The TZD class of drugs are all agonists of peroxisome proliferator-activated receptor-γ, which is found in a wide variety of tissues and is known to regulate a number of genes involved in glucose and lipid homeostasis. In addition, these drugs exert other effects of uncertain etiology, such as improved vessel wall biology and the mitigation of many inflammatory factors. Their glucose-lowering effect, for which they have received drug approval, appears to act in part by increasing insulin-stimulated glucose disposal. Despite similar mechanisms of action, and equivalent reductions in blood glucose, currently available TZDs do not equally affect the various risk factors that might reduce CVD morbidity and mortality.8 For example, the magnitude of triglyceride level reduction, increase in HDL cholesterol, and effect on LDL cholesterol can vary widely.
Because of these disparate effects on important CVD risk factors, it is premature to assume that the results of PROactive would hold for any other TZD or even for those drugs that are dual peroxisome proliferator-activated receptor-α and - γ agonists. This conclusion is also supported by the fact that the design of the PROactive trial precluded the ability to ascertain which of the many effects of pioglitazone were key to the results observed. Thus, at this time, clinicians should view the results of this trial to be drug specific.

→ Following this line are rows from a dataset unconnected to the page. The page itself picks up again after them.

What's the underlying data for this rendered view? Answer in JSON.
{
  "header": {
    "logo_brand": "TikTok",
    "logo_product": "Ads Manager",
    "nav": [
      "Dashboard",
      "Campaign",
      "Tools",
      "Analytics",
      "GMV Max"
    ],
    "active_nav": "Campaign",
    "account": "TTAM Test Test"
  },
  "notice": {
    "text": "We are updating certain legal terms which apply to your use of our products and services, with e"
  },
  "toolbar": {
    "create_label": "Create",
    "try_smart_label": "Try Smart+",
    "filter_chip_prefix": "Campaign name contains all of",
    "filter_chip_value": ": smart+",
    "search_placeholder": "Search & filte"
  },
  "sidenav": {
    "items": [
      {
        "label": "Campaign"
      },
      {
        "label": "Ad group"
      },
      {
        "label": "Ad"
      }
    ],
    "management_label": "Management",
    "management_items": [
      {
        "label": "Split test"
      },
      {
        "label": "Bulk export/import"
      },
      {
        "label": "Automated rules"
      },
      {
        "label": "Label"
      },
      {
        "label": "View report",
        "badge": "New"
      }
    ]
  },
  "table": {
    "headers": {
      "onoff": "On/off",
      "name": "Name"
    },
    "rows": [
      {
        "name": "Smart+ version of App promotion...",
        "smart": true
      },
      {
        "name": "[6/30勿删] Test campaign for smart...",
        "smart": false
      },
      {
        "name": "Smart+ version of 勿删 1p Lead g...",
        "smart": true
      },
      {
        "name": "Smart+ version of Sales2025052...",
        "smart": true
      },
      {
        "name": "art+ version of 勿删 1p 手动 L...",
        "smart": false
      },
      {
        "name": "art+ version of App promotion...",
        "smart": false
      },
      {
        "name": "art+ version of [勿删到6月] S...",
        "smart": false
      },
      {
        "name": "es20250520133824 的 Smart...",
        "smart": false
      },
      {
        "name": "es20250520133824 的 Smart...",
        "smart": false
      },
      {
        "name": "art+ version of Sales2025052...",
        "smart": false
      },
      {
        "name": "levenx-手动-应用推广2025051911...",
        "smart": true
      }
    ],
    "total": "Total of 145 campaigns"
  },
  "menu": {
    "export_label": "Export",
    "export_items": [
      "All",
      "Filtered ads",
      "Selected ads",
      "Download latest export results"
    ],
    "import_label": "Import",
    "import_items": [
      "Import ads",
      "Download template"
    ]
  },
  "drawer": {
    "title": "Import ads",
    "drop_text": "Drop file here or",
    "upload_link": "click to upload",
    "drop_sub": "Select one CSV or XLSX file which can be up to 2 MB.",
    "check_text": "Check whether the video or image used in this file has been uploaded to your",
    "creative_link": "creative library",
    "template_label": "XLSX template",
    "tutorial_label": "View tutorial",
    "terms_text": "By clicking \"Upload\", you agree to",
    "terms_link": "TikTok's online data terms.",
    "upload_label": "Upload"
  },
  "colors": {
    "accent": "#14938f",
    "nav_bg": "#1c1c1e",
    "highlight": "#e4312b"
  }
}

In addition, again because of its numerous effects on CVD risk factors, it would be unwarranted to conclude that the insulin-sensitizing action of pioglitazone led to the results observed. It is still not known whether a reduction in insulin resistance per se has any effect on CVD mortality or morbidity. Consequently, this trial does not provide evidence for this drug,or any other glucose-lowering agent, as an effective treatment for the so-called insulin resistance (metabolic) syndrome.
Uncertainties and areas that require future research
PROactive was a carefully designed and well-executed clinical trial. Inclusion and exclusion criteria were carefully defined and end points appropriately specified. The fact that only two subjects were lost to follow-up is a testimony to the dedication and skill of the investigators. However, as with all studies, additional research questions arise, including the following.
To what extent do the results observed in these Caucasian subjects apply to other ethnic groups?
Would similar effects be observed when people with underlying vascular disease are treated with pioglitazone alone (i.e., monotherapy)?
Does pioglitazone reduce vascular events in people with diabetes who have not had antecedent vascular events?
Does treatment with pioglitazone reduce vascular events when blood lipid,pressure, and glucose levels are all optimally treated?
Does treatment with pioglitazone increase, decrease, or have no effect on the natural history of postischemic myocardial function?
Among the beneficial effects of pioglitazone on CVD risk ractors, which one(s) is more/less important?
Would comparable benefits and risks be observed with lower doses of pioglitazone (e.g., 15 or 30 mg/day).
Do pioglitazone or other TZDs reduce CVD or non-CVD mortality per se?
Do other TZD agents provide similar benefits and risks?
Reprinted with permission from
Robert Rizza, MD, is from the Mayo Clinic & Foundation in Rochester, Minn. Robert Henry, MD, is from the VA San Diego HealthCare System in San Diego, Calif. Richard Kahn, PhD, is from the American Diabetes Association in Alexandria, Va.
Note of disclosure: Dr. Rizza and Dr. Henry have served as consultants for Takeda and GlaxoSmithKline, both of which are manufacturers of thiazolidinedione agents.